And when tests are finally available, big questions remain: Who gets tested? Where? How much will it cost? Does insurance cover it? Will extra help be hired to administer the tests? Can we imitate other countries that have drive-through testing?
The handoff to Vice President Mike Pence in recent days has brought a modicum of sobriety and professionalism to the response. But way behind the curve, the country is still in the planning and getting-it-together stage with nothing yet in place.
If the tragedy of this administration's assaults on truth and competence are painfully revealed, also bared is our long descent as a culture into a kind of socialized cruelty.
The roller coaster stock market reaction to the coronavirus is worrisome to a certain level of American society. At the other end of the spectrum, however, people have entered survival mode in terror of contracting the disease for a host of reasons, not least that getting to a low-wage job each day is essential to putting food on the table and keeping a roof over their heads.
As The Washington Post reported March 9, businesses are putting out lots of hand sanitizer, but when it comes to workers, there's no guarantee of sick leave.
"Although most Americans say businesses should offer sick pay, at least a dozen states, including Florida and much of the Southeast, have passed legislation since 2011 to block efforts to require medical leave," according to the report. And even in more liberal states that require sick leave, companies get around it by listing their workers as "contractors."
Rick Scott, former Florida governor and now a Republican senator from the state, stated the bare-knuckle rationale when he said as governor that stopping an initiative in Orlando to require sick leave was "essential to ensuring a business-friendly environment."

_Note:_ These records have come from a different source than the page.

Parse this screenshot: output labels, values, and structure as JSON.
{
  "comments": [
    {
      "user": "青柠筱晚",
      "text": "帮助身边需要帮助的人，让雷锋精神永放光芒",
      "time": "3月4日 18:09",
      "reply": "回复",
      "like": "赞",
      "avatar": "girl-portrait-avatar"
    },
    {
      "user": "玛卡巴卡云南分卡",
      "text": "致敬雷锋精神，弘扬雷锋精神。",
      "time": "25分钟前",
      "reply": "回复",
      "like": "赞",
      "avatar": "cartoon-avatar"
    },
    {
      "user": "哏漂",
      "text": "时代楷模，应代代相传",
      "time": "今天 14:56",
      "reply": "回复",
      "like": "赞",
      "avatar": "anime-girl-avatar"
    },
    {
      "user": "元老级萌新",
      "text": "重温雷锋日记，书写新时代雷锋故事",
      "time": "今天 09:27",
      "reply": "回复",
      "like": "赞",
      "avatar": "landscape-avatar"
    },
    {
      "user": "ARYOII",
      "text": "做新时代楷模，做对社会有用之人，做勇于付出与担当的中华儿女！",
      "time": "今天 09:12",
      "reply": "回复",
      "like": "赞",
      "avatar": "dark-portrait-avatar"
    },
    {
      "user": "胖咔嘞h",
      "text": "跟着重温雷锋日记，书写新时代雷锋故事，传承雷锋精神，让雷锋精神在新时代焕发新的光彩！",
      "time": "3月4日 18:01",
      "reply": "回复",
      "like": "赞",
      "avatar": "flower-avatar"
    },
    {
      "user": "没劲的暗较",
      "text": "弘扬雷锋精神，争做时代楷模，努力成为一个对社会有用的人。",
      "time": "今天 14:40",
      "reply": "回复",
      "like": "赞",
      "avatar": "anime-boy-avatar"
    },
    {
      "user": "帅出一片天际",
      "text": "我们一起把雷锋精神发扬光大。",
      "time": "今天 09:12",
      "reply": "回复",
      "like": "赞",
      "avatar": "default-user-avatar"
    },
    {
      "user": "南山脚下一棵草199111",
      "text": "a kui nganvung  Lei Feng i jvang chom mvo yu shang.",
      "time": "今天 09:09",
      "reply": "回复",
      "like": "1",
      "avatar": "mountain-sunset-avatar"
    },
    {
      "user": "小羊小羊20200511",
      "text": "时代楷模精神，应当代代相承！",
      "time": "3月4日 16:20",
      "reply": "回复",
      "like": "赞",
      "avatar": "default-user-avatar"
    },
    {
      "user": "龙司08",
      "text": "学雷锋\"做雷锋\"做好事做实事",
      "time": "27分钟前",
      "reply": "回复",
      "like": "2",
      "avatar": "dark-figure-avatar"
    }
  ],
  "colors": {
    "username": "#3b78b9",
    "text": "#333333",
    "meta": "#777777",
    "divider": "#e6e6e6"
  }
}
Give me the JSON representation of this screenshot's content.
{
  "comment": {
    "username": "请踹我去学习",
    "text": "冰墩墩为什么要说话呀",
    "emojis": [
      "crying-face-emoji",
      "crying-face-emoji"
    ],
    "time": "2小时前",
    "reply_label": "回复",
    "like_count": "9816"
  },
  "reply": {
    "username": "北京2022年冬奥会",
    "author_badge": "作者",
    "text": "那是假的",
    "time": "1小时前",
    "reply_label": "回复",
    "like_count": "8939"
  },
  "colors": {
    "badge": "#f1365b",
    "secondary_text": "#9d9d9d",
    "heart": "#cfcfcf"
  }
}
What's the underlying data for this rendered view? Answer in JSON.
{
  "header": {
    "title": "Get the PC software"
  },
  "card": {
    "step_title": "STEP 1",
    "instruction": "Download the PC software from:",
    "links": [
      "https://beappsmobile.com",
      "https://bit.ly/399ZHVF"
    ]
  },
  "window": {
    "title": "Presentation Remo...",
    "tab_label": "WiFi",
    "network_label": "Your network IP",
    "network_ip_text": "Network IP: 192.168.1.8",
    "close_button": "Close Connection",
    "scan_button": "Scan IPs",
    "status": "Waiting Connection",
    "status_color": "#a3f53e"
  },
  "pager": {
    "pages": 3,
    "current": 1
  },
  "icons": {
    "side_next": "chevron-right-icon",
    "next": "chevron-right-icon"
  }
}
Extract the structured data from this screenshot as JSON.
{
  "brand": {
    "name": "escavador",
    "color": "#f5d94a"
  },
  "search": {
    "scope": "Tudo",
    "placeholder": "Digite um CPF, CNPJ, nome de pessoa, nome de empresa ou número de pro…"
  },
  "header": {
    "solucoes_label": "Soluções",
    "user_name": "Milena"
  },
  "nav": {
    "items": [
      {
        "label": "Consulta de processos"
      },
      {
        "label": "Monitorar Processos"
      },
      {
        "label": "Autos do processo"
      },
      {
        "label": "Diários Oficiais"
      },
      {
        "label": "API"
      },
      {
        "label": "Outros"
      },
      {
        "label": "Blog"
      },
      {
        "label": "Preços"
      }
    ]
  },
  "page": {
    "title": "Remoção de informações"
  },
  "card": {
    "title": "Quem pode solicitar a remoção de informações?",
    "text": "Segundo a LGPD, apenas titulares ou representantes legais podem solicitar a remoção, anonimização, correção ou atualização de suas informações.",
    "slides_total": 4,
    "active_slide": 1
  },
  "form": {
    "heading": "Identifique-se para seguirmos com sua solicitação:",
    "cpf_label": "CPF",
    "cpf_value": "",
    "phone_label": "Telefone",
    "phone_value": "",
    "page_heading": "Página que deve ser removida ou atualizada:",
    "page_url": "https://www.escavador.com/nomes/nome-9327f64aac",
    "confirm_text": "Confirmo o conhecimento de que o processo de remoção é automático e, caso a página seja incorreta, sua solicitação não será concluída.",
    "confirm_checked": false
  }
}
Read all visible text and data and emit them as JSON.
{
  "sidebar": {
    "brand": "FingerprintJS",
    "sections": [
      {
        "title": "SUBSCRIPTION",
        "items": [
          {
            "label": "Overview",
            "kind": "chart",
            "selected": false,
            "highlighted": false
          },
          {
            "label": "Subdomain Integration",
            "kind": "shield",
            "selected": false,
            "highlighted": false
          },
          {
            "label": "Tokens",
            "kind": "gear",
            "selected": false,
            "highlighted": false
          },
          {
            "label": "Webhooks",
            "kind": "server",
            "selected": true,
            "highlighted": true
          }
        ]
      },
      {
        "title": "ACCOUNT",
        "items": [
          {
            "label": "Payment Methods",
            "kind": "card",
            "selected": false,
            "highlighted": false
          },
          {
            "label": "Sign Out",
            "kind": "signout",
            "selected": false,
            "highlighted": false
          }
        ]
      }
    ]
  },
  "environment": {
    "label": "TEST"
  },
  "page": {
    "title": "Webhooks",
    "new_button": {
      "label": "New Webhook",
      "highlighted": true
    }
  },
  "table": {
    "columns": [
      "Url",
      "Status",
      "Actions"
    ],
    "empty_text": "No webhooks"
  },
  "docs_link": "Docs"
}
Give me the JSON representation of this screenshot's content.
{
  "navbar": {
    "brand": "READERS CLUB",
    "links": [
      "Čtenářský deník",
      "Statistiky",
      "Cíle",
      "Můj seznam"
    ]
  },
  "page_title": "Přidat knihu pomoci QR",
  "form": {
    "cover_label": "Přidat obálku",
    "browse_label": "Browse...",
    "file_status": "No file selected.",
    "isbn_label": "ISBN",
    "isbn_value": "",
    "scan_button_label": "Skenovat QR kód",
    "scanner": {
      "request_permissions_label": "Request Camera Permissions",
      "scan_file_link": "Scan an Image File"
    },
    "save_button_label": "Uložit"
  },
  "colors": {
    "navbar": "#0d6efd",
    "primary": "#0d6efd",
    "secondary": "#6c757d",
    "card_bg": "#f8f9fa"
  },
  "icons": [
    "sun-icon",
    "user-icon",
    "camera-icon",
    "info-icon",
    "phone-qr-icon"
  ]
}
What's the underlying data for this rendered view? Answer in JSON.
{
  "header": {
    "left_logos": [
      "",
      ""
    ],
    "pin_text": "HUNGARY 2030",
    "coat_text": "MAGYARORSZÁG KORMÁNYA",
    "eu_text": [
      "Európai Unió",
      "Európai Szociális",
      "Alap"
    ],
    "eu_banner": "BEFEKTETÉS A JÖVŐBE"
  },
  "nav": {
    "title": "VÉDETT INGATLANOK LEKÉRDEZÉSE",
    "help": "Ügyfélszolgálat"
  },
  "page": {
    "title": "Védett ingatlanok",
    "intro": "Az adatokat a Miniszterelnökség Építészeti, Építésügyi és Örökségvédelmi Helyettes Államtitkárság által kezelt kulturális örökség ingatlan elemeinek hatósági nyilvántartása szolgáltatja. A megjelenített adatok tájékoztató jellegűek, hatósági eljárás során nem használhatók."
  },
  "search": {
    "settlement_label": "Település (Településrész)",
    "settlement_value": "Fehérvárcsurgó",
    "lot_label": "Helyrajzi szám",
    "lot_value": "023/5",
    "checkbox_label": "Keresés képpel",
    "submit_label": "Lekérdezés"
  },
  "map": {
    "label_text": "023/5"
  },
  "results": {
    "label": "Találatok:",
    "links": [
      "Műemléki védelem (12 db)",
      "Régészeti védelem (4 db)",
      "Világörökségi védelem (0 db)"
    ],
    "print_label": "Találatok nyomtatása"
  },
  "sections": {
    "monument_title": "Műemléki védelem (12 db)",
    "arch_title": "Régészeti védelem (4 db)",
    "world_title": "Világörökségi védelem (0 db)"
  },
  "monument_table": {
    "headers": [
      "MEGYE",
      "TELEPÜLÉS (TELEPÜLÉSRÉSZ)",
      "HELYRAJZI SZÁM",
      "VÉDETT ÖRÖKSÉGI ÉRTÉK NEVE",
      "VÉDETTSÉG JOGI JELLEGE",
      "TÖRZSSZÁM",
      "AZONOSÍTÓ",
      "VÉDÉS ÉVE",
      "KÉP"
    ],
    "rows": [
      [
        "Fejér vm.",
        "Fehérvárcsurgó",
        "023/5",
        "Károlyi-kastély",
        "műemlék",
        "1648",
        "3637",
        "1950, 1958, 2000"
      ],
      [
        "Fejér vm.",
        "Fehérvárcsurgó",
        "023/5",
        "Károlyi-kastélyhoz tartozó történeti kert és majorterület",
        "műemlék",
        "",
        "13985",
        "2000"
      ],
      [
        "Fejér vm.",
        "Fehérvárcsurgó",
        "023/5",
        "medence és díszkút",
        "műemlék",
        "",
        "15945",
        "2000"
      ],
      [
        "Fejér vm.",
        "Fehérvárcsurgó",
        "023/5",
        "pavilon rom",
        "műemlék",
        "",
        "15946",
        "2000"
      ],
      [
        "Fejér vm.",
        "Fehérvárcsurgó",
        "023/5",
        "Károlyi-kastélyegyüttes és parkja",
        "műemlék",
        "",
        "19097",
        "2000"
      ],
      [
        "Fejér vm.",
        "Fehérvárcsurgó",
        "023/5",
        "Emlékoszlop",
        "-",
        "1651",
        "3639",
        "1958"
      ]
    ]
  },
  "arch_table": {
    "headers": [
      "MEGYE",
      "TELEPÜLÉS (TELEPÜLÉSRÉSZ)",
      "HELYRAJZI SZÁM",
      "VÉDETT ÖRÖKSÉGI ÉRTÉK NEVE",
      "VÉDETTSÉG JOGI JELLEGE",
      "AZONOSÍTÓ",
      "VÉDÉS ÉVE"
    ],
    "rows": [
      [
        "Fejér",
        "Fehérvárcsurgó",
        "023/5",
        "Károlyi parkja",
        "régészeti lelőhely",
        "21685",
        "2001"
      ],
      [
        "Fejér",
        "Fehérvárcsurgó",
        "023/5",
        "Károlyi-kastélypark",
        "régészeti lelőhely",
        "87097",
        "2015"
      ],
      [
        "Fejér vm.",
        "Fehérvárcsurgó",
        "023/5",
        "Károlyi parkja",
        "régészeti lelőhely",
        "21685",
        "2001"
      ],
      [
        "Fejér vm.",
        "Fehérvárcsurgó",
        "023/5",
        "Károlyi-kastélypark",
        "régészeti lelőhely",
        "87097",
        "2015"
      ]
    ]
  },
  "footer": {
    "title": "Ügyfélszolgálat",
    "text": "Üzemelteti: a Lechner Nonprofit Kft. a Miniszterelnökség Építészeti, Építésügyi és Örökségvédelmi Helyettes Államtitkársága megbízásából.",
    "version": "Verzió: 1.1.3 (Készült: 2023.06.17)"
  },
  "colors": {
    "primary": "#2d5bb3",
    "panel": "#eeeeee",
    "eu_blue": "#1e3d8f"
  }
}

In a statement to the Post on March 9, Scott said about sick leave in light of the coronavirus, "businesses should have the ability to make the best decisions for their employees."
Perhaps they have that ability. The question, though, is whether business, at its paternalistic best, would choose to do what's best for their employees. Not much of a record exists to suggest that's normally the case.
It is no small irony that in a moment when we most need the assurance and support of community, we are advised to avoid others. While we wait, perhaps we can use the down time to consider with gratitude those who labor when there is no crisis, in hidden and unheralded ways, to keep us safe.
Perhaps our brush with uncertainty can also serve as entryway to solidarity with those who live regularly in uncertain and precarious circumstances. Some of us may have to contend with closed schools, altered liturgies, cancelled conferences and vacations and working from home. Consider those who, even when there is no crisis, live on the edge, in the low-wage sector, without voice and dependent on what business might think is best for them.
At a time when the common good becomes paramount and the only entity large enough to accommodate that good is government, we are left to the bumbling of an administration committed to crude diminishment of institutions and to demeaning the role of government.
The contrasts and the deficiencies which might nag around the edges in normal times become glaring in a crisis.